» **Your goal**
Your answer should show every line of the material below that includes "true".

» **Input for this task**
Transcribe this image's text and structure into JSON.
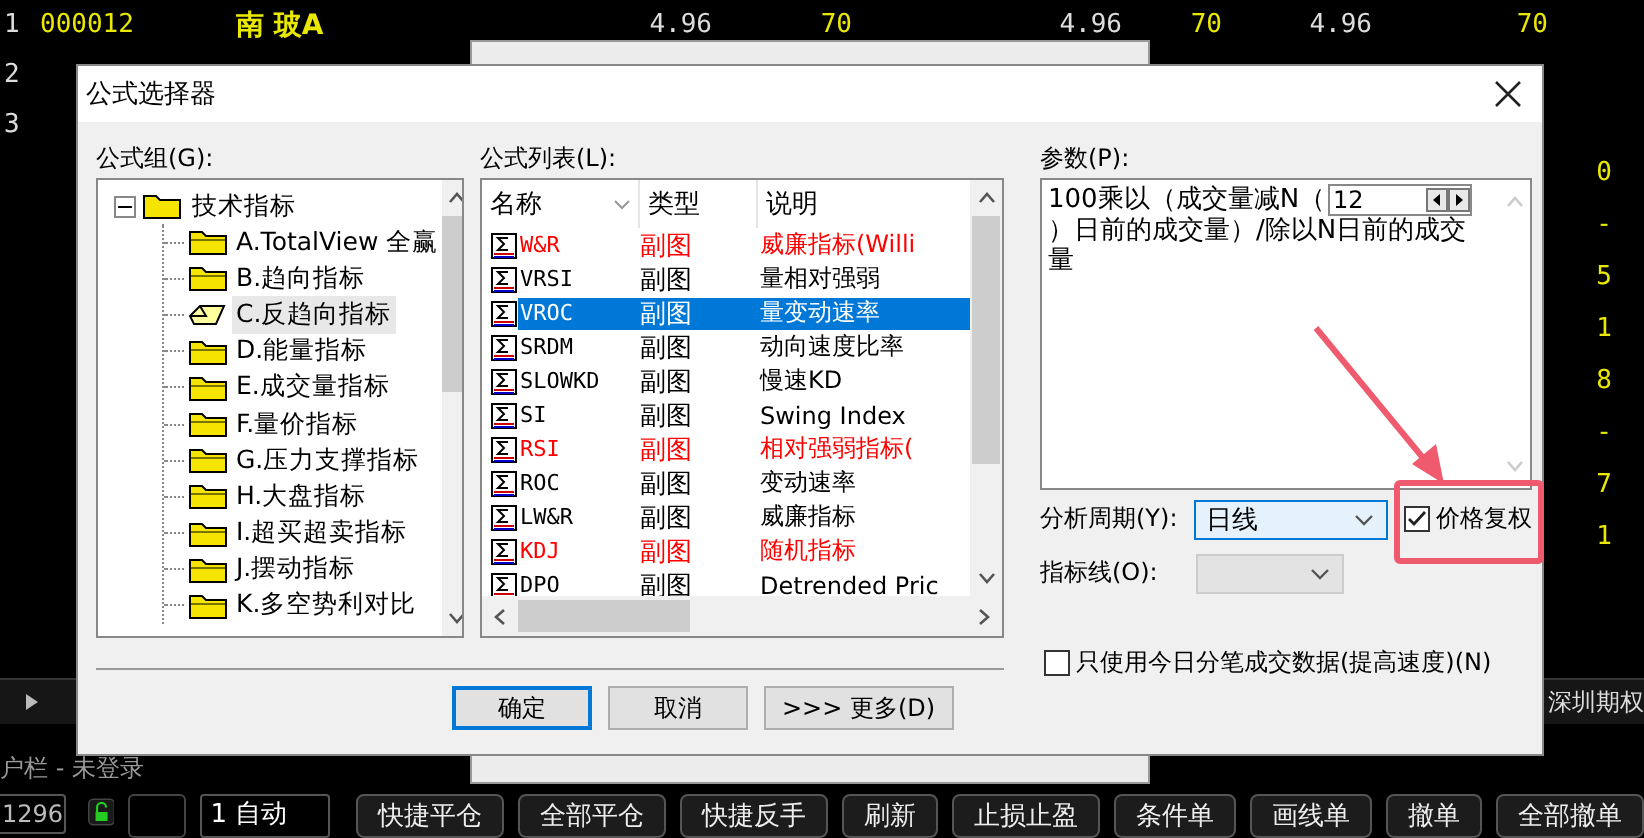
{
  "background": {
    "quote_rows": [
      {
        "index": "1",
        "code": "000012",
        "name": "南 玻A",
        "cells": [
          "4.96",
          "70",
          "4.96",
          "70",
          "4.96",
          "70"
        ]
      },
      {
        "index": "2"
      },
      {
        "index": "3"
      }
    ],
    "right_fragments": [
      "0",
      "-",
      "5",
      "1",
      "8",
      "-",
      "7",
      "1"
    ],
    "tab_bar": {
      "label": "深圳期权"
    },
    "status": "户栏 - 未登录",
    "order_bar": {
      "quantity": "1296",
      "mode": "1 自动",
      "buttons": [
        "快捷平仓",
        "全部平仓",
        "快捷反手",
        "刷新",
        "止损止盈",
        "条件单",
        "画线单",
        "撤单",
        "全部撤单"
      ]
    }
  },
  "dialog": {
    "title": "公式选择器",
    "groups": {
      "label": "公式组(G):",
      "tree": {
        "label": "技术指标",
        "expanded": true,
        "children": [
          {
            "label": "A.TotalView 全赢",
            "selected": false
          },
          {
            "label": "B.趋向指标",
            "selected": false
          },
          {
            "label": "C.反趋向指标",
            "selected": true
          },
          {
            "label": "D.能量指标",
            "selected": false
          },
          {
            "label": "E.成交量指标",
            "selected": false
          },
          {
            "label": "F.量价指标",
            "selected": false
          },
          {
            "label": "G.压力支撑指标",
            "selected": false
          },
          {
            "label": "H.大盘指标",
            "selected": false
          },
          {
            "label": "I.超买超卖指标",
            "selected": false
          },
          {
            "label": "J.摆动指标",
            "selected": false
          },
          {
            "label": "K.多空势利对比",
            "selected": false
          }
        ]
      }
    },
    "formulas": {
      "label": "公式列表(L):",
      "columns": [
        "名称",
        "类型",
        "说明"
      ],
      "rows": [
        {
          "name": "W&R",
          "type": "副图",
          "description": "威廉指标(Willi",
          "highlighted": true,
          "selected": false
        },
        {
          "name": "VRSI",
          "type": "副图",
          "description": "量相对强弱",
          "highlighted": false,
          "selected": false
        },
        {
          "name": "VROC",
          "type": "副图",
          "description": "量变动速率",
          "highlighted": false,
          "selected": true
        },
        {
          "name": "SRDM",
          "type": "副图",
          "description": "动向速度比率",
          "highlighted": false,
          "selected": false
        },
        {
          "name": "SLOWKD",
          "type": "副图",
          "description": "慢速KD",
          "highlighted": false,
          "selected": false
        },
        {
          "name": "SI",
          "type": "副图",
          "description": "Swing Index",
          "highlighted": false,
          "selected": false
        },
        {
          "name": "RSI",
          "type": "副图",
          "description": "相对强弱指标(",
          "highlighted": true,
          "selected": false
        },
        {
          "name": "ROC",
          "type": "副图",
          "description": "变动速率",
          "highlighted": false,
          "selected": false
        },
        {
          "name": "LW&R",
          "type": "副图",
          "description": "威廉指标",
          "highlighted": false,
          "selected": false
        },
        {
          "name": "KDJ",
          "type": "副图",
          "description": "随机指标",
          "highlighted": true,
          "selected": false
        },
        {
          "name": "DPO",
          "type": "副图",
          "description": "Detrended Pric",
          "highlighted": false,
          "selected": false
        }
      ]
    },
    "params": {
      "label": "参数(P):",
      "text_before": "100乘以（成交量减N（",
      "value": "12",
      "text_after": "）日前的成交量）/除以N日前的成交量"
    },
    "period": {
      "label": "分析周期(Y):",
      "value": "日线"
    },
    "price_adjust": {
      "label": "价格复权",
      "checked": true
    },
    "indicator_line": {
      "label": "指标线(O):",
      "disabled": true
    },
    "today_only": {
      "label": "只使用今日分笔成交数据(提高速度)(N)",
      "checked": false
    },
    "buttons": [
      {
        "label": "确定",
        "default": true
      },
      {
        "label": "取消",
        "default": false
      },
      {
        "label": ">>> 更多(D)",
        "default": false
      }
    ]
  }
}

» **Result of this task**
        "expanded": true,
            "selected": true
          "highlighted": true,
          "selected": true
          "highlighted": true,
          "highlighted": true,
      "checked": true
      "disabled": true
        "default": true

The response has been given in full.